OptiShot 2 has one notable downside: its swing pad stands 1 – 2 inches above the ground, so you might want to use something to stand level with it. A golf mat would be the best choice, but it will cost you additional money.
Tracks the club head pretty accurately.
The swing pad stands 1 – 2 inches above the ground, so you may need to stand on something to become level with it.
Includes two foam practice balls and adjustable rubber tees.
Not very demanding of the computer hardware.
Tittle X Golf is an inexpensive option for those who want to safely play golf at home. That’s because it comes with two swing sticks that are half the size of real golf clubs, making them much safer for indoor use.
Unlike OptiShot 2 which traces the movement of the club head, Tittle X traces the movement of the club shaft. Tittle X comes with a sensor that is installed on the club shaft to measure its speed and angle. Tittle also includes a couple of sensor mounts for drivers and putters: when you install the sensor on one of them, the software automatically chooses the settings for you, which you can also calibrate if necessary. You could use the sensor with either the included sticks or with your own golf club.
When it comes to the software, Tittle X Golf Simulator truly shines since it works with the beautiful Trugolf E6. In terms of visuals, it certainly is a step ahead of OptiShot 2’s solution, but at the same time, it will demand more performance from your PC. Functionally, the software of both simulators is quite similar.
What certainly lacks from Tittle X Golf Simulator is the feel of hitting the ball.

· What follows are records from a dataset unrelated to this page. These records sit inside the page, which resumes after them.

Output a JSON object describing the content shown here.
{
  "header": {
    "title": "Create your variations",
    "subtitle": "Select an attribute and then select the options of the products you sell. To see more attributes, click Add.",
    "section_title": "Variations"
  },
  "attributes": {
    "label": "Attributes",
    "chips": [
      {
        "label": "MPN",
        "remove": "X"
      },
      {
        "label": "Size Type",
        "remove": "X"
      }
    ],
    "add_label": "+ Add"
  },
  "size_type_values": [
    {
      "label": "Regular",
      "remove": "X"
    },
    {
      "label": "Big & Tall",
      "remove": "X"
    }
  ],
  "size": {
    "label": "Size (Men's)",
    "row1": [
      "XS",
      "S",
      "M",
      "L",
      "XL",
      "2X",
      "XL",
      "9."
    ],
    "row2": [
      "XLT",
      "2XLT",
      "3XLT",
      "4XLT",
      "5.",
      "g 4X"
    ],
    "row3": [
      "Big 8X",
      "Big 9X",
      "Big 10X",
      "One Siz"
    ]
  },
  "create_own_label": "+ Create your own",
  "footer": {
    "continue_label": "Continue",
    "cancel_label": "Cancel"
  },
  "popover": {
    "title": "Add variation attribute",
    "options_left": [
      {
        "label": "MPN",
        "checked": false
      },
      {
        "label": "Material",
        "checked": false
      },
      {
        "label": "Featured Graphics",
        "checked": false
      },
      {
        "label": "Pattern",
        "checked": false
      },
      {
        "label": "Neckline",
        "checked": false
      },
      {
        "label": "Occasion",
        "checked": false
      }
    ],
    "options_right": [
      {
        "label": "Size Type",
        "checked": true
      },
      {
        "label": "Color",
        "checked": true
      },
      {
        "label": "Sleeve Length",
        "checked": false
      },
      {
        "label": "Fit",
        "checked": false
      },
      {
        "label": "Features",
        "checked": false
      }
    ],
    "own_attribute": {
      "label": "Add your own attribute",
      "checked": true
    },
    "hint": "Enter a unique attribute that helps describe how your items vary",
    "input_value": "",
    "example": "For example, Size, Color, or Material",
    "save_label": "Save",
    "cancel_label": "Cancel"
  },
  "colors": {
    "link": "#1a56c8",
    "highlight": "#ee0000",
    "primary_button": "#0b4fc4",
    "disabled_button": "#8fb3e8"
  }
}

Sure, you could put a golf ball on the floor and hit it, but OptiShot 2 provides a better feel because it comes with a swing pad. You sure could get a golf mat, but it would cost you about twice the price of Tittle X Golf Simulator.
Lacks the feel of hitting the ball.
Includes short swing sticks for safe indoor play.
More demanding on the computer hardware.
Comes with the beautiful Trugolf E6 golf simulator software.
The Multi-Sport Golf Net isn’t based on software, unlike the previous two products. As the name implies, it is basically a net designed to catch golf balls. In fact, one could use this net to practice soccer, baseball, softball, and other sports that incorporate a ball.
For practice shots, the Multi-Sport Golf Net is a very useful item. Using a regular wall isn’t very convenient since the ball can bounce anywhere it wants, not to mention that you may even damage the wall. The Multi-Sport Golf Net doesn’t bounce off balls: instead, it puts them to a stop and then returns it to you: the ball just slides down the sloped net towards your position.
The bounce-free nature can really come in handy, especially if you are indoors as it won’t let the ball bounce around. Using it with a golf simulator would also be great: say, playing OptiShot 2 with a golf ball would be much safer with this net than with a plain wall. And besides, you could put it in front of your big screen to protect it from your hits.
In the end, the Multi-Sport Golf Net would be a great tool for athletes who want to practice hundreds and thousands of shots each day. It would also be a nice product for those recreational golfers who want to play in front of their TV sets. It costs quite a bit though, but it certainly is worth the money.
Automatically returns the ball to you.
Can be used indoors or outside.
Can be used for multiple sports.
Made in the US.
As you could have seen, you certainly can find a good golf simulator for recreational and even professional use for less than $1000. There will obviously be some limitations: the most expensive full golf simulator kits come with everything necessary for full immersion like screens, projectors, and golf mats, unlike the cheaper options. But if you are looking for the best golf simulator for under $1000 to set a starting point for your golf journey, then any of the 3 products we reviewed could become the right one!
You might also be interested in: